Westfield State University students participate in Model United Nations simulations

Apr 22, 2021
The globe sculpture on the campus green with the Ely Campus Center in the background

Students from Westfield State University’s International Relations Club participated in two virtual Model United Nations (UN) simulation events in Montreal and New York City this semester. The annual events bring together students from all over the world to represent future diplomats, politicians, and activists.  

Joseph Joyal, a senior economics major and IR Club member from Agawam, describes the Model UN process as “the hidden gem of Westfield State.” Joyal attended Model UN sessions the past two years and this year’s Montreal event. 

“The incomparable experiences that we gain from participating in these models cannot be overstated. The Model UN allows you to take on an international perspective of issues that force you completely out of your comfort zone,” he said.  

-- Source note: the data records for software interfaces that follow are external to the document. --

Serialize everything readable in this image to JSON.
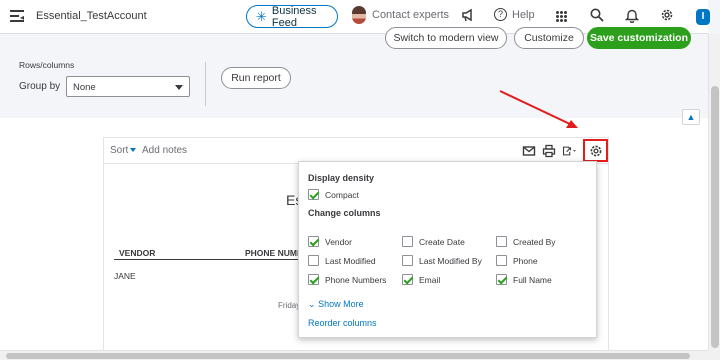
{
  "topbar": {
    "menu_icon": "menu-collapse-icon",
    "company": "Essential_TestAccount",
    "business_feed": "Business Feed",
    "contact_experts": "Contact experts",
    "help": "Help",
    "help_glyph": "?",
    "user_initial": "I"
  },
  "actions": {
    "modern_view": "Switch to modern view",
    "customize": "Customize",
    "save": "Save customization"
  },
  "filters": {
    "rows_columns": "Rows/columns",
    "group_by": "Group by",
    "group_by_value": "None",
    "run_report": "Run report"
  },
  "toolbar": {
    "sort": "Sort",
    "add_notes": "Add notes"
  },
  "report": {
    "title_partial": "Es",
    "col_vendor": "VENDOR",
    "col_phone": "PHONE NUMB",
    "row1": "JANE",
    "footer_partial": "Friday"
  },
  "popover": {
    "display_density": "Display density",
    "compact": "Compact",
    "change_columns": "Change columns",
    "columns": [
      {
        "label": "Vendor",
        "checked": true
      },
      {
        "label": "Create Date",
        "checked": false
      },
      {
        "label": "Created By",
        "checked": false
      },
      {
        "label": "Last Modified",
        "checked": false
      },
      {
        "label": "Last Modified By",
        "checked": false
      },
      {
        "label": "Phone",
        "checked": false
      },
      {
        "label": "Phone Numbers",
        "checked": true
      },
      {
        "label": "Email",
        "checked": true
      },
      {
        "label": "Full Name",
        "checked": true
      }
    ],
    "show_more": "Show More",
    "reorder_columns": "Reorder columns"
  },
  "colors": {
    "brand_blue": "#0077c5",
    "brand_green": "#2ca01c",
    "annotation_red": "#e11d1d"
  }
}
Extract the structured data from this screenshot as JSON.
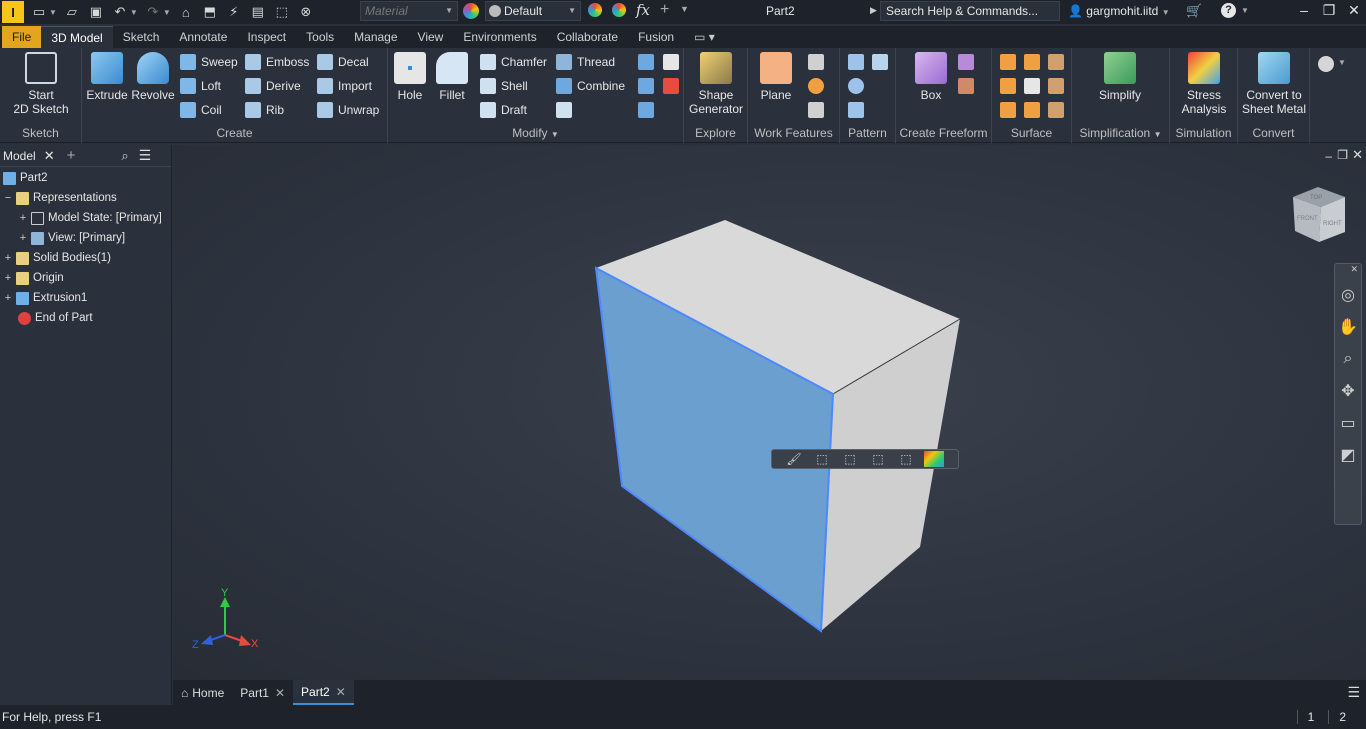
{
  "titlebar": {
    "material_placeholder": "Material",
    "appearance": "Default",
    "doc_title": "Part2",
    "search": "Search Help & Commands...",
    "user": "gargmohit.iitd",
    "fx": "fx"
  },
  "tabs": [
    "File",
    "3D Model",
    "Sketch",
    "Annotate",
    "Inspect",
    "Tools",
    "Manage",
    "View",
    "Environments",
    "Collaborate",
    "Fusion"
  ],
  "ribbon": {
    "sketch": {
      "label": "Sketch",
      "start": "Start",
      "sketch2d": "2D Sketch"
    },
    "create": {
      "label": "Create",
      "extrude": "Extrude",
      "revolve": "Revolve",
      "sweep": "Sweep",
      "loft": "Loft",
      "coil": "Coil",
      "emboss": "Emboss",
      "derive": "Derive",
      "rib": "Rib",
      "decal": "Decal",
      "import": "Import",
      "unwrap": "Unwrap"
    },
    "modify": {
      "label": "Modify",
      "hole": "Hole",
      "fillet": "Fillet",
      "chamfer": "Chamfer",
      "shell": "Shell",
      "draft": "Draft",
      "thread": "Thread",
      "combine": "Combine"
    },
    "explore": {
      "label": "Explore",
      "shape": "Shape",
      "generator": "Generator"
    },
    "work": {
      "label": "Work Features",
      "plane": "Plane"
    },
    "pattern": {
      "label": "Pattern"
    },
    "freeform": {
      "label": "Create Freeform",
      "box": "Box"
    },
    "surface": {
      "label": "Surface"
    },
    "simplification": {
      "label": "Simplification",
      "simplify": "Simplify"
    },
    "simulation": {
      "label": "Simulation",
      "stress": "Stress",
      "analysis": "Analysis"
    },
    "convert": {
      "label": "Convert",
      "convert_to": "Convert to",
      "sheet_metal": "Sheet Metal"
    }
  },
  "browser": {
    "title": "Model",
    "tree": [
      {
        "label": "Part2"
      },
      {
        "label": "Representations"
      },
      {
        "label": "Model State: [Primary]"
      },
      {
        "label": "View: [Primary]"
      },
      {
        "label": "Solid Bodies(1)"
      },
      {
        "label": "Origin"
      },
      {
        "label": "Extrusion1"
      },
      {
        "label": "End of Part"
      }
    ]
  },
  "viewport": {
    "axis_x": "X",
    "axis_y": "Y",
    "axis_z": "Z",
    "viewcube_top": "TOP",
    "viewcube_front": "FRONT",
    "viewcube_right": "RIGHT"
  },
  "doc_tabs": [
    "Home",
    "Part1",
    "Part2"
  ],
  "status": {
    "help": "For Help, press F1",
    "count1": "1",
    "count2": "2"
  },
  "colors": {
    "accent": "#e2a51b",
    "selected_face": "#6a9fd0",
    "face_light": "#d8d8d8",
    "face_side": "#cdcdcd"
  }
}
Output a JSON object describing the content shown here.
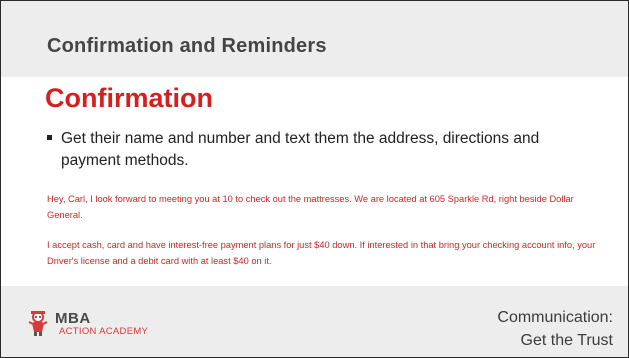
{
  "slide": {
    "title": "Confirmation and Reminders",
    "heading": "Confirmation",
    "bullet": "Get their name and number and text them the address, directions and payment methods.",
    "notes": [
      "Hey, Carl, I look forward to meeting you at 10 to check out the mattresses. We are located at 605 Sparkle Rd, right beside Dollar General.",
      "I accept cash, card and have interest-free payment plans for just $40 down. If interested in that bring your checking account info, your Driver's license and a debit card with at least $40 on it."
    ]
  },
  "footer": {
    "logo_main": "MBA",
    "logo_sub": "ACTION ACADEMY",
    "line1": "Communication:",
    "line2": "Get the Trust"
  },
  "colors": {
    "accent_red": "#d42020",
    "note_red": "#c62828",
    "band_gray": "#ededed"
  },
  "icons": [
    "mascot-logo-icon"
  ]
}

While McGill University sponsored the January event, the United Nations sponsored the most recent online simulation, which was held last month. Westfield State’s student representatives were: Mariam Aydah ’21, Iyanu Doxy ’22, Amanda Jefferson ’24, Joseph Johnston ’22, Ben Levy ’24, Kyle Rourke ’22, Ariana Torres ’21, and Melanie Voss ’21.  

Voss, a political science major from Wrentham, Mass., believes that having access to Model UN opportunities as an undergraduate will serve her well in the future. 

“The experience gained in Model UN is unique,” she said. “It’s an opportunity to learn about foreign policy and other countries in a situation where you feel included. It also allows you to get into the minds of these countries and their UN delegates.”  

Johnston, a business major from Agawam, was initially worried about the online format, having attended other Model UN simulations in person during his time at Westfield State.  

“After all, it is such an interactive event where you must communicate with your peers constantly and effectively,” he said. “I didn’t think that we would be able to do that under the circumstances” he explained. “However, I was proven wrong. Both models we attended this year seamlessly adapted through two virtual platforms.” 

Johnston explained that there were many new faces at the simulations this year and said there was “nothing but admiration” for the students who took this year’s unique challenge head-on. 

The McGill University simulation—referred to as “McMUN” (McGill Model United Nations Assembly)—has solidified itself as one of Canada’s premier Model UN conferences. For over 30 years, students have worked together on platforms for debate, diplomacy, and problem-solving strategies.  

Westfield State’s International Relations Club’s responsibility is to represent African countries at the events.  

“While this can be a challenge, as many of these countries are undersized and underdeveloped, it forces us to be scrappy,” Joyal said. “Our program has something of a chip on its shoulder, coming from a relatively small state university and going against Ivy League and international students. In order to achieve our agenda, we form alliances with other small countries who have shared interests, and we are extremely crafty with our wording in drafting clauses to get them onto resolutions.”  

Joyal believes the committee work they do—such as the solutions reached regarding international banking, border disputes, and sovereignty—is important, but it is also the conversations with the people met at the conferences that can affect the participants the most.  

Reflecting on past in-person events, Joyal cherishes memories of meeting students from all over the world. 

“Students from more than 50 countries attend the Harvard and McGill Models,” he said. “I have made friends from Ghana, who I would chew on raw cacao and talk about rigged elections with.” 

This year’s online format has been challenging, but—after taking inspiration from the ongoing COVID-19 pandemic—students are working toward developing solutions to global problems.  

“While we missed the interaction and connections we typically make, we still got a lot out of it this year,” said Joyal. “We dive deep into researching the issues affecting our country. In fact, COVID-19 has provided a unique experience in the models as it affects every aspect of international relations. How does the shutting down of borders affect refugees? Or hurt the economic output of developing countries? These are questions that we get to explore with a wide variety of students.” 

Westfield State Political Science Professor Brian Steinberg, Ph.D., accompanied the students to each virtual event. 

“The nature of our model UN work involves intense lectures within a tight time framework
as our model UNs act as labs to the Comparative Foreign Policy course,” he said.